In this blog, I will be investigating what Bing is doing to rival Google, and whether it could work.
The Device Strategy
Using a device strategy, Microsoft is able to put Bing to the forefront of what people use. Microsoft has developed the Windows Phone, the Surface and Kinect, which is the biggest selling device in the world. As well as this, Bing is now the default search engine for the Kindle Fire, and let’s not forget Bing’s partnership with social media powerhouse Facebook.
Windows 8 is also heavily integrated with Bing, which is of course the default search engine on the start page. 60 million+ copies of Windows 8 were sold in the first 2 months of its release and these sales are in-line with Windows 7 which sold a whopping 600 million copies, that’s a lot of people being exposed to Bing.
The Search Experience
In addition to the device strategy, the search experience itself has had a lot of developments; last year Bing added the feature ‘Snapshot’ which shows more information alongside the search results for people, places and things, much like Google’s Knowledge Graph.
Bing is also including more information from Facebook, Twitter and LinkedIn in how it displays results for people:
Again, much like Google, Bing is also looking to put answers straight into the search results and even in the instant suggestions while you type. Clicking on the weather link shown below takes you to a Bing page for a more detailed weather report.

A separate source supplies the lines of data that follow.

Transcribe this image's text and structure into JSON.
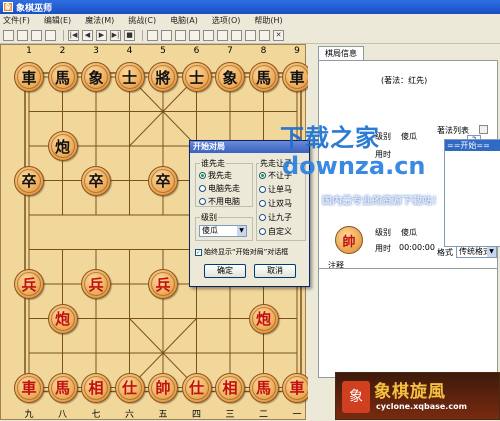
{
  "window": {
    "title": "象棋巫师"
  },
  "menu": [
    "文件(F)",
    "编辑(E)",
    "魔法(M)",
    "挑战(C)",
    "电脑(A)",
    "选项(O)",
    "帮助(H)"
  ],
  "board": {
    "top_numbers": [
      "1",
      "2",
      "3",
      "4",
      "5",
      "6",
      "7",
      "8",
      "9"
    ],
    "bottom_numbers": [
      "九",
      "八",
      "七",
      "六",
      "五",
      "四",
      "三",
      "二",
      "一"
    ],
    "pieces": [
      {
        "ch": "車",
        "side": "black",
        "col": 0,
        "row": 0
      },
      {
        "ch": "馬",
        "side": "black",
        "col": 1,
        "row": 0
      },
      {
        "ch": "象",
        "side": "black",
        "col": 2,
        "row": 0
      },
      {
        "ch": "士",
        "side": "black",
        "col": 3,
        "row": 0
      },
      {
        "ch": "將",
        "side": "black",
        "col": 4,
        "row": 0
      },
      {
        "ch": "士",
        "side": "black",
        "col": 5,
        "row": 0
      },
      {
        "ch": "象",
        "side": "black",
        "col": 6,
        "row": 0
      },
      {
        "ch": "馬",
        "side": "black",
        "col": 7,
        "row": 0
      },
      {
        "ch": "車",
        "side": "black",
        "col": 8,
        "row": 0
      },
      {
        "ch": "炮",
        "side": "black",
        "col": 1,
        "row": 2
      },
      {
        "ch": "卒",
        "side": "black",
        "col": 0,
        "row": 3
      },
      {
        "ch": "卒",
        "side": "black",
        "col": 2,
        "row": 3
      },
      {
        "ch": "卒",
        "side": "black",
        "col": 4,
        "row": 3
      },
      {
        "ch": "兵",
        "side": "red",
        "col": 0,
        "row": 6
      },
      {
        "ch": "兵",
        "side": "red",
        "col": 2,
        "row": 6
      },
      {
        "ch": "兵",
        "side": "red",
        "col": 4,
        "row": 6
      },
      {
        "ch": "炮",
        "side": "red",
        "col": 1,
        "row": 7
      },
      {
        "ch": "炮",
        "side": "red",
        "col": 7,
        "row": 7
      },
      {
        "ch": "車",
        "side": "red",
        "col": 0,
        "row": 9
      },
      {
        "ch": "馬",
        "side": "red",
        "col": 1,
        "row": 9
      },
      {
        "ch": "相",
        "side": "red",
        "col": 2,
        "row": 9
      },
      {
        "ch": "仕",
        "side": "red",
        "col": 3,
        "row": 9
      },
      {
        "ch": "帥",
        "side": "red",
        "col": 4,
        "row": 9
      },
      {
        "ch": "仕",
        "side": "red",
        "col": 5,
        "row": 9
      },
      {
        "ch": "相",
        "side": "red",
        "col": 6,
        "row": 9
      },
      {
        "ch": "馬",
        "side": "red",
        "col": 7,
        "row": 9
      },
      {
        "ch": "車",
        "side": "red",
        "col": 8,
        "row": 9
      }
    ]
  },
  "panel": {
    "tab": "棋局信息",
    "move_turn": "(著法：红先)",
    "level_label": "级别",
    "level_value": "傻瓜",
    "time_label": "用时",
    "time_value": "00:00:00",
    "movelist_label": "著法列表",
    "movelist_selected": "==开始==",
    "format_label": "格式",
    "format_value": "传统格式",
    "note_label": "注释",
    "red_avatar": "帥",
    "help_btn": "?"
  },
  "dialog": {
    "title": "开始对局",
    "who_first_label": "谁先走",
    "who_first": [
      "我先走",
      "电脑先走",
      "不用电脑"
    ],
    "handicap_label": "先走让子",
    "handicap": [
      "不让子",
      "让单马",
      "让双马",
      "让九子",
      "自定义"
    ],
    "level_label": "级别",
    "level_value": "傻瓜",
    "show_always": "始终显示“开始对局”对话框",
    "ok": "确定",
    "cancel": "取消"
  },
  "watermark": {
    "line1": "下载之家",
    "line2": "downza.cn",
    "line3": "国内最专业的资源下载站！"
  },
  "banner": {
    "title": "象棋旋風",
    "url": "cyclone.xqbase.com",
    "logo_char": "象"
  },
  "colors": {
    "red_piece": "#c01010",
    "black_piece": "#111111",
    "board": "#f2d79b",
    "title_blue": "#1a4fc4"
  }
}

Bing is definitely upping its game; currently it has 17 million unique searchers on the Yahoo! Bing network – 2.4 million of which do not use Google. With all this in mind, the number of advertisers on the Yahoo! Bing network should only continue to rise.
Bing Paid Ads
The Bing Ads platform may not be as slick to use or have as many ad features as Google AdWords, however our ecommerce clients have seen that the return they get from media spend on Bing Ads is greater than on Google. That said; as the current volume of traffic gained from Bing is far lower, the overall profit too is lower.
Bing appear keen to improve their ad tool however, with several updates released including broad match modifier, exact match negatives, dynamic keyword insertion for ads, location extensions and most recently, sitelink extensions.
As well as this, ads are set to be more prominent in some search results. A sneak preview (see image below) of the upcoming Windows 8 Bing App shows that ads will feature smack bang in the middle of the search results.
Time to Take Bing More Seriously?
Let’s not kid ourselves, Google is going to take some catching, but Bing is making serious headway and stands the best chance to continue to grow and eat into Google’s market share.